Jack Orlando manages to avoid most of the clichés that plague adventure games inspired by film noir. And the one it doesn't avoid is the most obvious--Jack Orlando, who is a down-on-his-luck private eye, has been framed for murder. He has 48 hours to clear his name. You, as Jack, must solve a series of pretty good puzzles, stomach some of the worst dialogue and acting ever heard in a game, and navigate so many red herrings that you'll occasionally wonder if you're playing a game or swimming in Agatha Christie's fish pond. Jack Orlando is a strange game that manages to be both very good and very bad at the same time.
But it isn't just a strange game--it's a strange game that's three years old. Originally released in 1998 by the Polish developer TopWare, Jack Orlando is being released in the US for the first time. The only difference seems to be the addition of "Director's Cut" to its title, but by all accounts, it is primarily the same game. The fact that a 3-year-old game can seem so unfinished is equally strange.
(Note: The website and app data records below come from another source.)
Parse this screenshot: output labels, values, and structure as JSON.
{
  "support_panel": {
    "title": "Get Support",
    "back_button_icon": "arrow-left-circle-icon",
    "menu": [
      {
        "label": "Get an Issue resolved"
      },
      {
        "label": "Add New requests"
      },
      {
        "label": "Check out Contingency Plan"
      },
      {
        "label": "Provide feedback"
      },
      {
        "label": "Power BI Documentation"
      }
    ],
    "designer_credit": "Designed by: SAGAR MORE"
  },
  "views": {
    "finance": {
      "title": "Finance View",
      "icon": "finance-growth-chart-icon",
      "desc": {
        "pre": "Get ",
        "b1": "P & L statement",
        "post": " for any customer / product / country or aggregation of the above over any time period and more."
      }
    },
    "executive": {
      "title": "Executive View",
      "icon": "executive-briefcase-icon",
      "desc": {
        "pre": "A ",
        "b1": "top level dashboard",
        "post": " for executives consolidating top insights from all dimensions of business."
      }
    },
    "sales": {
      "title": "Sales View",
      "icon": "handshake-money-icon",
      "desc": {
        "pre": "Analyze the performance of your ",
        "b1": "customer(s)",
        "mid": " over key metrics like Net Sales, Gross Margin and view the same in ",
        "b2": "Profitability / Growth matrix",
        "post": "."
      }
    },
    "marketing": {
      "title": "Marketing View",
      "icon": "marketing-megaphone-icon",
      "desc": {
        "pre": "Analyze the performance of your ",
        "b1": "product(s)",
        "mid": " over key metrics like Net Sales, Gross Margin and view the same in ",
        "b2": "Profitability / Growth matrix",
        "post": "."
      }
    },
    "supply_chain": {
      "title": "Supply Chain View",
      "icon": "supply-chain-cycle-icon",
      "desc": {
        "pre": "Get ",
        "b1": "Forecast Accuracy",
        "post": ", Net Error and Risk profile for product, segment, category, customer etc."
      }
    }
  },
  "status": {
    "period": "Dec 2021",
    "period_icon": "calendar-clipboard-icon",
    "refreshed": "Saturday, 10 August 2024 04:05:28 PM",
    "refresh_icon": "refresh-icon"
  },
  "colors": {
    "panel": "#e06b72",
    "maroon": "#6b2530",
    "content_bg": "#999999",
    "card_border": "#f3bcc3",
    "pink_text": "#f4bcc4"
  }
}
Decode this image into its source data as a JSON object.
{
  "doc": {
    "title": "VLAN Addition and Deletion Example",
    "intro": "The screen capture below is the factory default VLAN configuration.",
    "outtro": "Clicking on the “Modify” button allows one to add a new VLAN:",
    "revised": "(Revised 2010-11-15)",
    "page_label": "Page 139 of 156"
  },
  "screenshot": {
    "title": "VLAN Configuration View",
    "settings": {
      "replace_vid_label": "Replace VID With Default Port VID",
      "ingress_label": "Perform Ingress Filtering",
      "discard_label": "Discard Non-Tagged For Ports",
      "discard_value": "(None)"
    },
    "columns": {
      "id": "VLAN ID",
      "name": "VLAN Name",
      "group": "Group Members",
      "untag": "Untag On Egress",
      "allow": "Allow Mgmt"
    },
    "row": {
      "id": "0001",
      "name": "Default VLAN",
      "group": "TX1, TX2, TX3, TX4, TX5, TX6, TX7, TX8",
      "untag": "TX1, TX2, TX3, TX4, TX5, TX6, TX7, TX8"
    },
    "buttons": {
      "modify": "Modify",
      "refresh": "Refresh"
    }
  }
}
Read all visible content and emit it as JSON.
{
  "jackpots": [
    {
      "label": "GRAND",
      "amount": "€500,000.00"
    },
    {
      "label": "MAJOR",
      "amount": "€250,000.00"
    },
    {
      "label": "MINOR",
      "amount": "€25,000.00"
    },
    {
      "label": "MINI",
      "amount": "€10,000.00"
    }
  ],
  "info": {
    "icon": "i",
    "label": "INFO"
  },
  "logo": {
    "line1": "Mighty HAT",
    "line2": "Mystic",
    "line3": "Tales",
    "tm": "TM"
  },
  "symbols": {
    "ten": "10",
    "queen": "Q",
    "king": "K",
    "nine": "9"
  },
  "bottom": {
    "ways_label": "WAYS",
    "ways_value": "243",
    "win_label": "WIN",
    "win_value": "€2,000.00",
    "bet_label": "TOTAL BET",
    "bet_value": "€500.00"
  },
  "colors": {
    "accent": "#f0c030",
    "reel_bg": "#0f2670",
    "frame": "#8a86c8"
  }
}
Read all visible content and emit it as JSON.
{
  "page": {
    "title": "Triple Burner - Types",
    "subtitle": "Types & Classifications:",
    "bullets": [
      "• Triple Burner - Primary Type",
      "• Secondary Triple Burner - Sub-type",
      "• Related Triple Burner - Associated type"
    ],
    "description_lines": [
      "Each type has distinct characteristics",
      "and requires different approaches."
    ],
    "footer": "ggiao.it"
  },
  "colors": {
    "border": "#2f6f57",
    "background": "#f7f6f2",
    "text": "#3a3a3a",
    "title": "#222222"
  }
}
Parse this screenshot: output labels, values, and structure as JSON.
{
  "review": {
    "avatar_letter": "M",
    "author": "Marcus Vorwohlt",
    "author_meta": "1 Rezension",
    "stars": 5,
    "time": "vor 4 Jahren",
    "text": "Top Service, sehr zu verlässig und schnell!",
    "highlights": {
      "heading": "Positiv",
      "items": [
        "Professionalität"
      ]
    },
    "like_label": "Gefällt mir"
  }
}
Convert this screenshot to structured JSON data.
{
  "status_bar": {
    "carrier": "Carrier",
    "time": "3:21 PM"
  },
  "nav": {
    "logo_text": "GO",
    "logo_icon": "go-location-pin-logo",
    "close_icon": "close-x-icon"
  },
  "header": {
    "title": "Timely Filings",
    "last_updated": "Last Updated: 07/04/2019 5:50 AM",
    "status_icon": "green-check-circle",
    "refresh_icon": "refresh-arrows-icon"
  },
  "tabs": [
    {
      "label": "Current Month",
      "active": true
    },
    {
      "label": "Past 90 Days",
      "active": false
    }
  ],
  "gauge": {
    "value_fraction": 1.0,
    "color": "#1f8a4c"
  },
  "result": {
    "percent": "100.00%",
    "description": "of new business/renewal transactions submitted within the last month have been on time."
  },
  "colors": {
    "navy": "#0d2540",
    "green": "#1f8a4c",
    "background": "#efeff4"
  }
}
Many of the game's problems, from the endless streams of meaningless dialogue to the enormous areas in which there is nothing to do, seem to imply that the game isn't done. You'll navigate a huge catacomb of ancient artifacts and secret passages, and all of it is completely unnecessary. You'll walk through an abandoned café filled with dozens of TV sets, and yet the game takes place in 1933, six years before the introduction of commercial television.
These are simply surreal moments in a game that is, at its heart, a straightforward murder mystery. There's no link to the Knights Templar and no strange alien technology to be found. The murder at hand is a case of organized crime and the military, and there's little more to it.
The game takes place at the end of prohibition, and Jack Orlando has gone from being a hero of the people to a drunken lout. He happens to witness a murder on his way home from getting soused and gets sapped on the head and left at the crime scene. He's the only suspect, and the police chief gives him 48 hours to solve the crime and clear his name. That's the whole story, and you'll be investigating a pretty generic organized crime syndicate from the beginning on. With the 48-hour deadline, it's strange that the game takes place in what appears to be a single night. But the thin story is not a problem because puzzles, not plot, make up the backbone of the game.
The puzzles you'll solve are straightforward--they stick to the standard inventory-based and dialogue-based puzzle types that adventure gamers are used to. But what makes Jack Orlando interesting is that it isn't simply a case of trying everything with everything. You can pick up dozens of things that are completely useless, and most conversations in the game will lead you nowhere. It makes for an interesting change of pace from the standard adventure formula, in which your every step is outlined by the things you can interact with.
Unfortunately, the extensive amount of dialogue in the game is also one of its biggest flaws. Jack Orlando was obviously translated from another language. Much of the dialogue doesn't make sense, and there's an abundance of strange responses and non-sequiturs. The voice acting is so bad that it almost seems brilliant. The first voice you hear, an elderly lady, sounds like a 20-year-old male pretending to be an elderly lady. And doing a poor job. The best voice acting is merely bad, while the worst is unbelievable. The voices in Jack Orlando make Resident Evil's infamous voice work seem like a beautiful production of Under Milkwood in comparison. Luckily, the music--decent if generic "smoove jazz"--makes up for the voices in some respect, if only because it seems professional and competent.
Despite all that is wrong with it, though, Jack Orlando has some good elements. The graphics are its most notable feature. The art is mostly two-dimensional and hand-drawn, similar at times to the Broken Sword and Circle of Blood games. The only exception is the cars in the game, which are 3D models. Jack Orlando's animation is a nice change of pace from the standard 3D of most modern games, and though it would be better at a higher resolution, it makes for a unique, if slightly dated, look.
The puzzles and the graphics are enough to recommend Jack Orlando to serious adventure game fans. There are no mystical overtones, no science-fiction angle. It's a straightforward whodunit puzzle-solver with terrible dialogue and some really strange dead ends.